I invited him to choose between women and me. I thought he was going to choose me and that he’d strive to renounce them. I was in error. “I risk making a promise,” he replied, “and not keeping it. That would pain you. I don’t want you to be in pain. Breaking off would hurt you less than false promises and lies.”
I was leaning against the door and I was so pale that he was frightened. “Good bye,” I murmured in a dead voice, “good bye. You gave my existence a meaning and an orientation and I had nothing else to do but lead it with you. What’s to become of me? Where am I to go now? How shall I ever endure waiting for night to fall and after it has fallen, for day to come, and tomorrow, and the tomorrow after that? How shall I pass the weeks?” I saw nothing but a room swimming on the other side of my tears, and I was counting on my fingers like an idiot.
Suddenly he came to himself, waking as though from a hypnotic spell. He sprang from the bed upon which he’d been biting his nails, he clasped me in his arms, begged me to forgive him and swore he’d send women to the devil.
He wrote a letter to Madame V***, informing her that it was all over. She feigned suicide by absorbing the contents of a tube of sleeping pills, and we lived for three weeks in the country, having given no one our address. Two months went by, and I was happy.
It was the eve of an important religious holiday. Before repairing to the Holy Repast my custom was to go to have my confession heard by Father X***. He was virtually expecting my arrival. Crossing the threshold, I warned him that I’d come not to confess but to relate; and that, alas! I knew in advance what his verdict was going to be.
“Reverend Father,” I enquired of him, “do you love me?”
“I love you.”
“Would you be happy to hear that I find myself happy at last?”
“I’d be delighted.”
“Well then, rejoice, for I am happy, but my happiness is of a variety the Church and society disapprove, for it is friendship that causes my happiness and, with me, friendship knows neither boundary nor restraint.”
Father X*** interrupted me. “I believe, said he, “that you are the victim of scruples.”
“Reverend Father,” I rejoined, “I’d not insult the Church by supposing that she negotiates compromises or omits to cross the t’s and dot the i’s. I am familiar with the doctrine of excessive friendships. Whom can I deceive? God sees me. Why reckon the distance in fractions of an inch? I am on the downgrade. Sin lies ahead of me.”
“My dear child,” Father X*** told me in the vestibule, “were it but a question of jeopardizing my situation in heaven, the danger would be slight, for I believe that the goodness and mercy of God exceed all that we can imagine. But there is also the question of my situation here on earth. The Jesuits watch me very closely.”
We embraced. Walking home beside the walls over which poured the scent of gardens, I considered God’s economy and deemed it admirable.
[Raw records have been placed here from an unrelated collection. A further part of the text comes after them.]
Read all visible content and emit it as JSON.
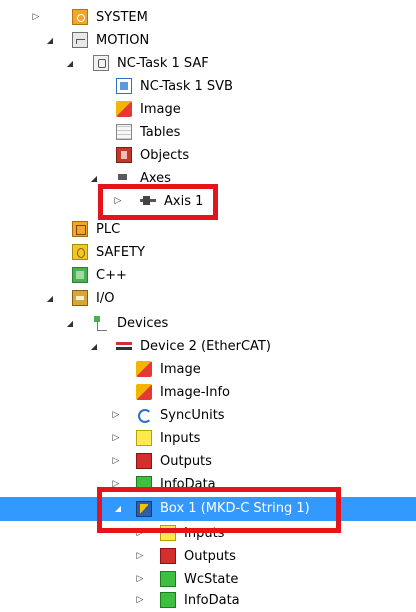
{
  "tree": {
    "system": {
      "label": "SYSTEM"
    },
    "motion": {
      "label": "MOTION"
    },
    "nc_task_saf": {
      "label": "NC-Task 1 SAF"
    },
    "nc_task_svb": {
      "label": "NC-Task 1 SVB"
    },
    "motion_image": {
      "label": "Image"
    },
    "tables": {
      "label": "Tables"
    },
    "objects": {
      "label": "Objects"
    },
    "axes": {
      "label": "Axes"
    },
    "axis1": {
      "label": "Axis 1"
    },
    "plc": {
      "label": "PLC"
    },
    "safety": {
      "label": "SAFETY"
    },
    "cpp": {
      "label": "C++"
    },
    "io": {
      "label": "I/O"
    },
    "devices": {
      "label": "Devices"
    },
    "device2": {
      "label": "Device 2 (EtherCAT)"
    },
    "dev_image": {
      "label": "Image"
    },
    "dev_image_info": {
      "label": "Image-Info"
    },
    "syncunits": {
      "label": "SyncUnits"
    },
    "dev_inputs": {
      "label": "Inputs"
    },
    "dev_outputs": {
      "label": "Outputs"
    },
    "dev_infodata": {
      "label": "InfoData"
    },
    "box1": {
      "label": "Box 1 (MKD-C String 1)",
      "selected": true
    },
    "box_inputs": {
      "label": "Inputs"
    },
    "box_outputs": {
      "label": "Outputs"
    },
    "box_wcstate": {
      "label": "WcState"
    },
    "box_infodata": {
      "label": "InfoData"
    }
  },
  "colors": {
    "selection": "#3399ff",
    "highlight_box": "#e3141c"
  }
}
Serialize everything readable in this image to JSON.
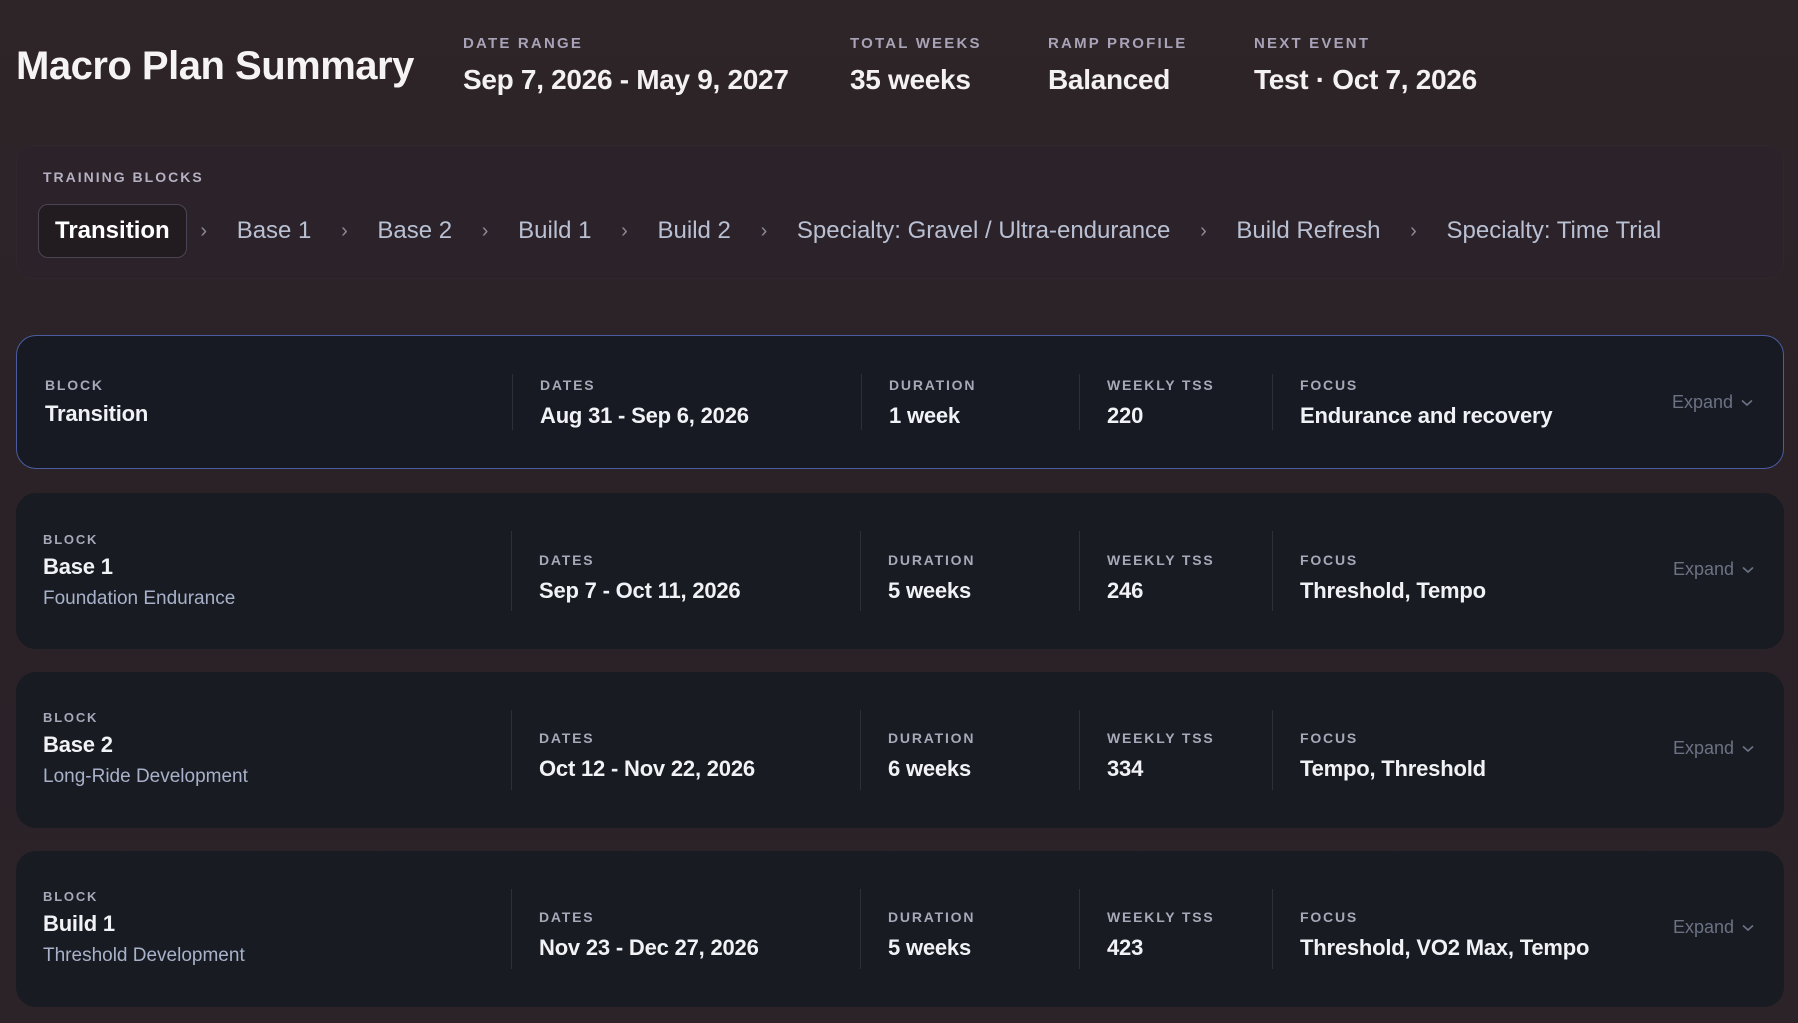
{
  "header": {
    "title": "Macro Plan Summary",
    "stats": [
      {
        "label": "DATE RANGE",
        "value": "Sep 7, 2026 - May 9, 2027"
      },
      {
        "label": "TOTAL WEEKS",
        "value": "35 weeks"
      },
      {
        "label": "RAMP PROFILE",
        "value": "Balanced"
      },
      {
        "label": "NEXT EVENT",
        "value": "Test · Oct 7, 2026"
      }
    ]
  },
  "training_blocks": {
    "title": "TRAINING BLOCKS",
    "items": [
      {
        "label": "Transition",
        "active": true
      },
      {
        "label": "Base 1",
        "active": false
      },
      {
        "label": "Base 2",
        "active": false
      },
      {
        "label": "Build 1",
        "active": false
      },
      {
        "label": "Build 2",
        "active": false
      },
      {
        "label": "Specialty: Gravel / Ultra-endurance",
        "active": false
      },
      {
        "label": "Build Refresh",
        "active": false
      },
      {
        "label": "Specialty: Time Trial",
        "active": false
      }
    ],
    "separator_icon": "chevron-right-icon"
  },
  "column_labels": {
    "block": "BLOCK",
    "dates": "DATES",
    "duration": "DURATION",
    "weekly_tss": "WEEKLY TSS",
    "focus": "FOCUS"
  },
  "expand_label": "Expand",
  "blocks": [
    {
      "name": "Transition",
      "subtitle": "",
      "dates": "Aug 31 - Sep 6, 2026",
      "duration": "1 week",
      "weekly_tss": "220",
      "focus": "Endurance and recovery",
      "selected": true
    },
    {
      "name": "Base 1",
      "subtitle": "Foundation Endurance",
      "dates": "Sep 7 - Oct 11, 2026",
      "duration": "5 weeks",
      "weekly_tss": "246",
      "focus": "Threshold, Tempo",
      "selected": false
    },
    {
      "name": "Base 2",
      "subtitle": "Long-Ride Development",
      "dates": "Oct 12 - Nov 22, 2026",
      "duration": "6 weeks",
      "weekly_tss": "334",
      "focus": "Tempo, Threshold",
      "selected": false
    },
    {
      "name": "Build 1",
      "subtitle": "Threshold Development",
      "dates": "Nov 23 - Dec 27, 2026",
      "duration": "5 weeks",
      "weekly_tss": "423",
      "focus": "Threshold, VO2 Max, Tempo",
      "selected": false
    }
  ],
  "colors": {
    "background": "#2b2328",
    "card": "#181b22",
    "selected_border": "#4b5da0",
    "muted_text": "#a8b1c9"
  }
}
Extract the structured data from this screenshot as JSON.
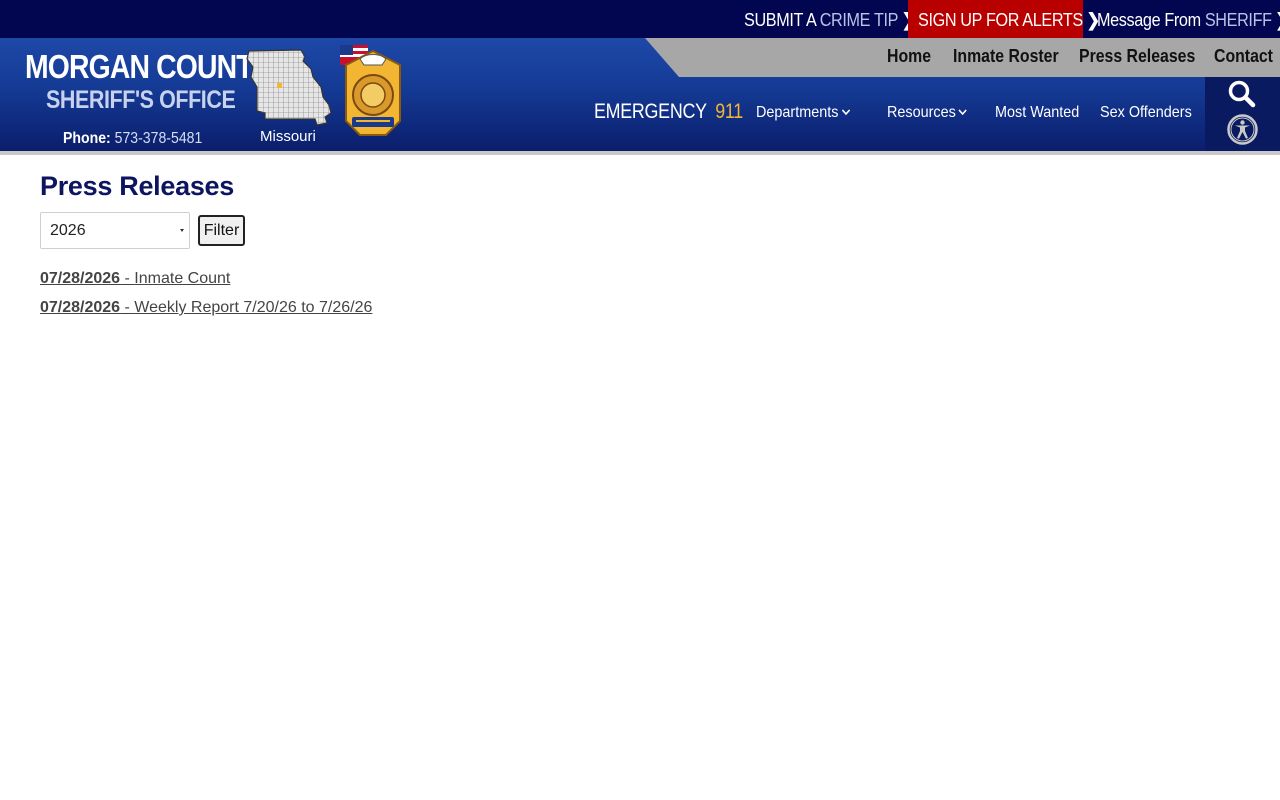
{
  "topbar": {
    "tip_prefix": "SUBMIT A",
    "tip_highlight": "CRIME TIP",
    "alerts_label": "SIGN UP FOR ALERTS",
    "sheriff_prefix": "Message From",
    "sheriff_highlight": "SHERIFF",
    "chevron": "❯",
    "alerts_bg": "#b80000",
    "bar_bg": "#020550"
  },
  "brand": {
    "title": "MORGAN COUNTY",
    "subtitle": "SHERIFF'S OFFICE",
    "phone_label": "Phone:",
    "phone_number": "573-378-5481",
    "state_label": "Missouri"
  },
  "nav_top": {
    "items": [
      "Home",
      "Inmate Roster",
      "Press Releases",
      "Contact"
    ]
  },
  "emergency": {
    "label": "EMERGENCY",
    "number": "911",
    "number_color": "#f2b632"
  },
  "nav_main": {
    "items": [
      {
        "label": "Departments",
        "icon": "chevron-down-icon"
      },
      {
        "label": "Resources",
        "icon": "chevron-down-icon"
      },
      {
        "label": "Most Wanted"
      },
      {
        "label": "Sex Offenders"
      }
    ]
  },
  "utility": {
    "search_icon": "search-icon",
    "accessibility_icon": "accessibility-icon"
  },
  "main": {
    "title": "Press Releases",
    "year_select": {
      "value": "2026"
    },
    "filter_label": "Filter",
    "releases": [
      {
        "date": "07/28/2026",
        "sep": " - ",
        "title": "Inmate Count"
      },
      {
        "date": "07/28/2026",
        "sep": " - ",
        "title": "Weekly Report 7/20/26 to 7/26/26"
      }
    ],
    "title_color": "#0d1460"
  }
}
According to the divine scheme, love is granted when to one love is lacking and, to avoid a pleonasm of the heart, denied to those who possess it.
Text: Jean Cocteau, The White Paper (Le Livre Blanc), (1928), excerpt
Image: Subjects/photographer unknown, via Osvaldo_E/flickr